(Task objective)
Make an exact copy of every entry.

Component data from apps and pages

#####

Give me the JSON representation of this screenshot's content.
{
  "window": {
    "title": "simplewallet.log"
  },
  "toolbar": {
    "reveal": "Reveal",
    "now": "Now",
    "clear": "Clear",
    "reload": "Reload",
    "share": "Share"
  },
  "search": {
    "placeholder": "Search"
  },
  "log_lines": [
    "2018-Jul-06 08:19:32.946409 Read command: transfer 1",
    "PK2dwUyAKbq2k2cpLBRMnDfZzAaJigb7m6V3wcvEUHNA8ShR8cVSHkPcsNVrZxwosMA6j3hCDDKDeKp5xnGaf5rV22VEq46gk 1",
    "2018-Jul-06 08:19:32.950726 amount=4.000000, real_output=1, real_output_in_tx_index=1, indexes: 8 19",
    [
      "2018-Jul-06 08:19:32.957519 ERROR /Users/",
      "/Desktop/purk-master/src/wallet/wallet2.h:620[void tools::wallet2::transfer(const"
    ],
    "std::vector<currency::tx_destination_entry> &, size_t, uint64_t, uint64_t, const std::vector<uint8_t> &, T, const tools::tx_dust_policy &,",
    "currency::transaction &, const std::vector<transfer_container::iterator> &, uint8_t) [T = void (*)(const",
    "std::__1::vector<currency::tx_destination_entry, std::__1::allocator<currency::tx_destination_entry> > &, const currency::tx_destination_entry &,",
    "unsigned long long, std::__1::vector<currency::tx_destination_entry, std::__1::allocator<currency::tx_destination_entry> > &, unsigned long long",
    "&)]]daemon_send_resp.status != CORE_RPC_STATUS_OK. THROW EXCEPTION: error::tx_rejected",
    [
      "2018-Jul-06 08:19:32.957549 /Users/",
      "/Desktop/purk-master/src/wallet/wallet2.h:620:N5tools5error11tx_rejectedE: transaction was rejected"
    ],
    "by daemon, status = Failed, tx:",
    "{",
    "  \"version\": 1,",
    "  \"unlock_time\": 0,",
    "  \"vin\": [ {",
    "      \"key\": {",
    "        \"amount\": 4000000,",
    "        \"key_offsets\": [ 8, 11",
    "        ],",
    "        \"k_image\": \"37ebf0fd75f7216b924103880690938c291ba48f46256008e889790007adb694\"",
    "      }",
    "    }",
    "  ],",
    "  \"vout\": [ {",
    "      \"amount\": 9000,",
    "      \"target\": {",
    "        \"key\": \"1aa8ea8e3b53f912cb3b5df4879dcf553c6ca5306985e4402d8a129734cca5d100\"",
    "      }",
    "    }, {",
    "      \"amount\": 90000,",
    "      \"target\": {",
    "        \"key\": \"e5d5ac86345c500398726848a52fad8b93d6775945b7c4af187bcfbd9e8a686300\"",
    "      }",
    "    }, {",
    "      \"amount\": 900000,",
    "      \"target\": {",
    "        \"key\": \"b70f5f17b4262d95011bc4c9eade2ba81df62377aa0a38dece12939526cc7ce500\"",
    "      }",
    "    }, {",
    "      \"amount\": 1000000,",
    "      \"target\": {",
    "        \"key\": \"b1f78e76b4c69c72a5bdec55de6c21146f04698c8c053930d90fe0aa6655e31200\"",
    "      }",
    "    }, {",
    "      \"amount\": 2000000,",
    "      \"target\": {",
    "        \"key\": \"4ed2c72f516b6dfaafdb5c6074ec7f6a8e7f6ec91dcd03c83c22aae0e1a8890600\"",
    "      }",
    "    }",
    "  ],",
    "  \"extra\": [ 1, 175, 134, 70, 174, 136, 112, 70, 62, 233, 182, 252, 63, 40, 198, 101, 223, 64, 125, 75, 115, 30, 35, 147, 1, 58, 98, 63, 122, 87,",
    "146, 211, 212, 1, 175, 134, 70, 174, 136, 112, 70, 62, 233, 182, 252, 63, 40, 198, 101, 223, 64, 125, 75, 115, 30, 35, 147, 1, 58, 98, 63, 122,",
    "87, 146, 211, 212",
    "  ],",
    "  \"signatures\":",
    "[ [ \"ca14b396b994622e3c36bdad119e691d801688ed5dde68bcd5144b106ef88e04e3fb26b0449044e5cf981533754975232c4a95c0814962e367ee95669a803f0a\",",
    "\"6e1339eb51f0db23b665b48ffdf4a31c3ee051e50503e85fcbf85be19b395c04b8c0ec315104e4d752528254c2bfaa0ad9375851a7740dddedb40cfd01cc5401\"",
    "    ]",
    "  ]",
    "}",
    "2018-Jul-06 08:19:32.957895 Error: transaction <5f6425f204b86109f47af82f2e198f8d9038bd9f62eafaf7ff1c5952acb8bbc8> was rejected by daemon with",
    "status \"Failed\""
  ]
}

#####

(Exercise solution)
Give me the JSON representation of this screenshot's content.
{
  "window": {
    "title": "simplewallet.log"
  },
  "toolbar": {
    "reveal": "Reveal",
    "now": "Now",
    "clear": "Clear",
    "reload": "Reload",
    "share": "Share"
  },
  "search": {
    "placeholder": "Search"
  },
  "log_lines": [
    "2018-Jul-06 08:19:32.946409 Read command: transfer 1",
    "PK2dwUyAKbq2k2cpLBRMnDfZzAaJigb7m6V3wcvEUHNA8ShR8cVSHkPcsNVrZxwosMA6j3hCDDKDeKp5xnGaf5rV22VEq46gk 1",
    "2018-Jul-06 08:19:32.950726 amount=4.000000, real_output=1, real_output_in_tx_index=1, indexes: 8 19",
    [
      "2018-Jul-06 08:19:32.957519 ERROR /Users/",
      "/Desktop/purk-master/src/wallet/wallet2.h:620[void tools::wallet2::transfer(const"
    ],
    "std::vector<currency::tx_destination_entry> &, size_t, uint64_t, uint64_t, const std::vector<uint8_t> &, T, const tools::tx_dust_policy &,",
    "currency::transaction &, const std::vector<transfer_container::iterator> &, uint8_t) [T = void (*)(const",
    "std::__1::vector<currency::tx_destination_entry, std::__1::allocator<currency::tx_destination_entry> > &, const currency::tx_destination_entry &,",
    "unsigned long long, std::__1::vector<currency::tx_destination_entry, std::__1::allocator<currency::tx_destination_entry> > &, unsigned long long",
    "&)]]daemon_send_resp.status != CORE_RPC_STATUS_OK. THROW EXCEPTION: error::tx_rejected",
    [
      "2018-Jul-06 08:19:32.957549 /Users/",
      "/Desktop/purk-master/src/wallet/wallet2.h:620:N5tools5error11tx_rejectedE: transaction was rejected"
    ],
    "by daemon, status = Failed, tx:",
    "{",
    "  \"version\": 1,",
    "  \"unlock_time\": 0,",
    "  \"vin\": [ {",
    "      \"key\": {",
    "        \"amount\": 4000000,",
    "        \"key_offsets\": [ 8, 11",
    "        ],",
    "        \"k_image\": \"37ebf0fd75f7216b924103880690938c291ba48f46256008e889790007adb694\"",
    "      }",
    "    }",
    "  ],",
    "  \"vout\": [ {",
    "      \"amount\": 9000,",
    "      \"target\": {",
    "        \"key\": \"1aa8ea8e3b53f912cb3b5df4879dcf553c6ca5306985e4402d8a129734cca5d100\"",
    "      }",
    "    }, {",
    "      \"amount\": 90000,",
    "      \"target\": {",
    "        \"key\": \"e5d5ac86345c500398726848a52fad8b93d6775945b7c4af187bcfbd9e8a686300\"",
    "      }",
    "    }, {",
    "      \"amount\": 900000,",
    "      \"target\": {",
    "        \"key\": \"b70f5f17b4262d95011bc4c9eade2ba81df62377aa0a38dece12939526cc7ce500\"",
    "      }",
    "    }, {",
    "      \"amount\": 1000000,",
    "      \"target\": {",
    "        \"key\": \"b1f78e76b4c69c72a5bdec55de6c21146f04698c8c053930d90fe0aa6655e31200\"",
    "      }",
    "    }, {",
    "      \"amount\": 2000000,",
    "      \"target\": {",
    "        \"key\": \"4ed2c72f516b6dfaafdb5c6074ec7f6a8e7f6ec91dcd03c83c22aae0e1a8890600\"",
    "      }",
    "    }",
    "  ],",
    "  \"extra\": [ 1, 175, 134, 70, 174, 136, 112, 70, 62, 233, 182, 252, 63, 40, 198, 101, 223, 64, 125, 75, 115, 30, 35, 147, 1, 58, 98, 63, 122, 87,",
    "146, 211, 212, 1, 175, 134, 70, 174, 136, 112, 70, 62, 233, 182, 252, 63, 40, 198, 101, 223, 64, 125, 75, 115, 30, 35, 147, 1, 58, 98, 63, 122,",
    "87, 146, 211, 212",
    "  ],",
    "  \"signatures\":",
    "[ [ \"ca14b396b994622e3c36bdad119e691d801688ed5dde68bcd5144b106ef88e04e3fb26b0449044e5cf981533754975232c4a95c0814962e367ee95669a803f0a\",",
    "\"6e1339eb51f0db23b665b48ffdf4a31c3ee051e50503e85fcbf85be19b395c04b8c0ec315104e4d752528254c2bfaa0ad9375851a7740dddedb40cfd01cc5401\"",
    "    ]",
    "  ]",
    "}",
    "2018-Jul-06 08:19:32.957895 Error: transaction <5f6425f204b86109f47af82f2e198f8d9038bd9f62eafaf7ff1c5952acb8bbc8> was rejected by daemon with",
    "status \"Failed\""
  ]
}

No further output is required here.